Background: Hoof lesions are very common among sows and have been associated with lameness, early removal and compromised welfare and productivity. Although housing conditions and management can have an external effect on hoof health status, the role of trace mineral intake is vital in developing hoof structure and integrity. Therefore, the objective of this study was to investigate the effect of a diet supplemented with organic complexes oftrace minerals (Zn, Cu, Mn), partly substituting their inorganic form, on hoof lesions of sows in three Greek swine herds.

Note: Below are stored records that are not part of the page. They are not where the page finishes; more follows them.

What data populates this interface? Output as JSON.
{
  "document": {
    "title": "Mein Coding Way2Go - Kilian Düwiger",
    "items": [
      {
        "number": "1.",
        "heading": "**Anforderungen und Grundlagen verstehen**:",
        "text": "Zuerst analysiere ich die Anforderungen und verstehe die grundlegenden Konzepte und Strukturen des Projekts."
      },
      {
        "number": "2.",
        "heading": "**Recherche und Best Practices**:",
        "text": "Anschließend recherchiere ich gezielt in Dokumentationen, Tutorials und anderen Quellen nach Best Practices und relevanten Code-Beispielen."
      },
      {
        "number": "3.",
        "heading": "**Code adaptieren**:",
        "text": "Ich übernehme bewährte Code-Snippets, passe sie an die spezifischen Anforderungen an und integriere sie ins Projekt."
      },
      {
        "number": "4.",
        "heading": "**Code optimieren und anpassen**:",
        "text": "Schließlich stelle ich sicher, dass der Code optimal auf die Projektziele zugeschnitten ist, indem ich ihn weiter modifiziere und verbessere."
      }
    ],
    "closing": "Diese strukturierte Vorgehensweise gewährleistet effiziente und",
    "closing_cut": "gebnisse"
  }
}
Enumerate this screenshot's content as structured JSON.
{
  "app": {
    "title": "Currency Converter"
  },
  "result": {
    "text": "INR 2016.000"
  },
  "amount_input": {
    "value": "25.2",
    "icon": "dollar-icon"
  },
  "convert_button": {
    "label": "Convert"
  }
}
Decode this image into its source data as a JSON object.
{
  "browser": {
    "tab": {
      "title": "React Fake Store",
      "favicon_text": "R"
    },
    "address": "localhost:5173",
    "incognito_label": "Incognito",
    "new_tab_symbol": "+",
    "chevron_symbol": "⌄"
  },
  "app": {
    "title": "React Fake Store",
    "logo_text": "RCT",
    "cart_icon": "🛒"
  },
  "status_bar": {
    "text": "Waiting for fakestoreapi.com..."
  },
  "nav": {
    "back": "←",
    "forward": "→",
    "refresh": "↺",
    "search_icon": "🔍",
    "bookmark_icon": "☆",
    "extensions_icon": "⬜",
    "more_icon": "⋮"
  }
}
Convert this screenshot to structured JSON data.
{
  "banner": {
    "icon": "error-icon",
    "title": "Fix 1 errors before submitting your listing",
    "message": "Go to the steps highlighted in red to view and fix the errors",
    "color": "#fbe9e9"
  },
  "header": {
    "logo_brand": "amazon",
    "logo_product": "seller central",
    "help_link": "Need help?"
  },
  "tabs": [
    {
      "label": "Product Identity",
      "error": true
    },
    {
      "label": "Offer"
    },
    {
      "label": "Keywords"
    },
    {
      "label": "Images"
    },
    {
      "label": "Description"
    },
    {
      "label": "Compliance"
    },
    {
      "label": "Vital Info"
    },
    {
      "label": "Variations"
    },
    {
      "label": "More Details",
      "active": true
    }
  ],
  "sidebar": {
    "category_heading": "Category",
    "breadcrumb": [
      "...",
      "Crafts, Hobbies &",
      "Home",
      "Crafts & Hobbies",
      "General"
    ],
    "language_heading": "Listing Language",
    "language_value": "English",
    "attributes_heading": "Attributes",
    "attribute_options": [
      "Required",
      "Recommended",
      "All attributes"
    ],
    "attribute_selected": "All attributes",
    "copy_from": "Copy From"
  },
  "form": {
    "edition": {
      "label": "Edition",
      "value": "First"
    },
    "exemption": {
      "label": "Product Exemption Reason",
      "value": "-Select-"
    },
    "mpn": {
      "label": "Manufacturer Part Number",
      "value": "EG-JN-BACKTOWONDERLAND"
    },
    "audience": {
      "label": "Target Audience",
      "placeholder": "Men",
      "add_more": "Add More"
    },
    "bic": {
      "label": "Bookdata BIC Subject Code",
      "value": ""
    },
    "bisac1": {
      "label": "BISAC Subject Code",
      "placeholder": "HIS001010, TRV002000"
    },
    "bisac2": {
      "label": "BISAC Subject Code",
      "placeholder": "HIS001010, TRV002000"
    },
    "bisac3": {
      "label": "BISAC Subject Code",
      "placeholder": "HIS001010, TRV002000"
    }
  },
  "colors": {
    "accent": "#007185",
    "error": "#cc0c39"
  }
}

Results: A total of 518 sows were initially examined for hoof lesions and their respective severity was scored. For each hoof, the length of toes and dew claws were evaluated and five anatomical hoof sites, the heel, the sole, the white line, the wall and the coronary band, were examined for lesions. Subsequently, the same sows were re-scored after one or two gestations on diets supplemented with organic trace minerals, partly substituting their inorganic salt form (organic form of Zn 45 ppm, Cu 14 ppm and Mn 25 ppm of the total 125 ppm of Zn, 15 ppm of Cu and 40 ppm of Mn, respectively). The odds of the higher versus the lower lesion scores were significantly lower after than before the inclusion of the organic minerals in sows’ diet, for each of the considered foot sites with the exception of the coronary band, with a distinct effect according to foot location. Specifically, on rear feet the improvement of hoof lesions was either smaller (for heel, sole and wall) than on front feet or not significant (for white line, toe and dew claw length). Additionally, for each foot site and herd examined, after the inclusion of the organic minerals, there were more sows with either the same or lower lesion score, with the exception of the toe and the dew claw length in one of the herds.
Conclusions: Within the specific conditions in the three studied herds, our findings highlight the role of chelated trace minerals in sows’ hoof health, suggesting an applicable and rewarding intervention to prevent hoof lesions.